The merger faces an uphill battle in Congress, however, where late last month Sen. Ernest "Fritz" Hollings (D-S.C.) introduced legislation that would prevent any company directly or indirectly controlled by a foreign government from acquiring a US telecommunications carrier. The German government currently owns 59% of Deutsche Telekom.
Analysts say they don't view the Hollings legislation (Senate Bill 2793, the Foreign Investment Act of 2000) as a deal killer.
"The bill is not a credible threat. It's too protectionist," said Elliott Hamilton, an analyst at the Strategis Group in Washington. "It's not going to stop the deal, but could delay it, making both companies go through more hoops."
The European Commission downplayed Monday its concerns over the legislation that would prohibit the takeover of US firms by any foreign company in which the foreign government owned more than 25% of the shares.
"It is not yet certain that the bill will get congressional approval, but if it were to be adopted, it would have international trade implications," a European Commission spokesman said.
The commission has started talks with US officials to prevent adoption of the bill. But it's still too early to say whether the European Union will eventually complain to the World Trade Organisation, the spokesman said.
Deutsche Telekom and Voicestream portrayed the deal as a way to build a formidable US wireless carrier that would operate under the international Global System for Mobile communications (GSM) standard.
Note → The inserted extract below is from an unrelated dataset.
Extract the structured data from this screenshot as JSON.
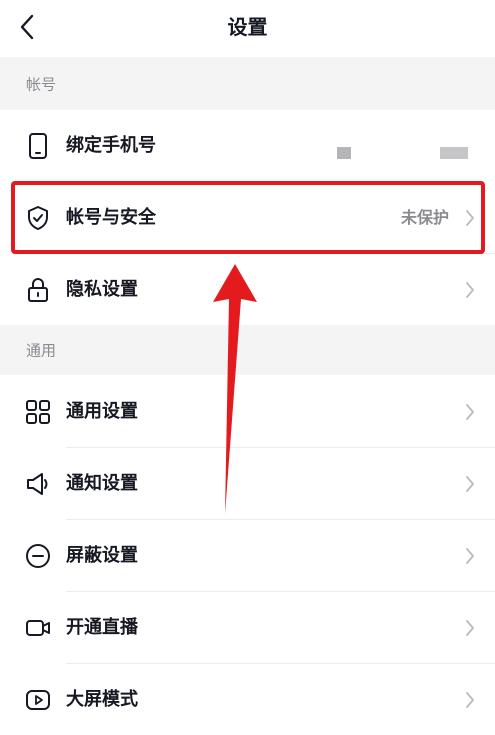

"This transaction is a unique opportunity to enter the US wireless communication market, one of the most attractive in the world," Deutsche Telekom Chairman and CEO Ron Sommer said in a statement. "American consumers will see an acceleration in the rollout of state-of-the-art GSM technology. More Americans will be able to have one phone with one number, that they can use virtually anywhere in the world -- whether they are in Minneapolis, Munich or Melbourne. As in other markets, such as the UK with One 2 One, we are partnering with a rapidly growing, nationwide, domestic wireless company."
"This is a compelling strategic opportunity for VoiceStream to partner with one of the world's leading telecommunications companies," said John W. Stanton, chairman and CEO of Bellevue, Wash.-based VoiceStream, who will head Deutsche Telekom's mobile operations in the US. "We see enormous benefits for US consumers, as VoiceStream becomes an even more competitive national operator that can accelerate the introduction of next-generation wireless voice-and-data services such as mobile Internet and multimedia applications. Together, we can offer seamless global services over a common technology platform and provide customer-friendly features such as global roaming, unified billing and worldwide customer service."
That mobility currently comes at a high price for US wireless customers used to bulk-rate plans from other carriers that provide nationwide roaming and charge about $30 to $50 a month for 400 to 500 minutes of talk time. Voicestream subscribers roaming on Deutsche Telekom's German network pay 56 cents a minute off-peak and $1.12 a minute for calls during the peak business hours. Voicestream subscribers calling the US from Germany are charged $1.12 a minute in peak periods and 67 cents a minute off-peak.
Rick Perera writes for the IDG News Service in Berlin. Elizabeth de Bony in the Brussels bureau of the IDG News Service also contributed to this article.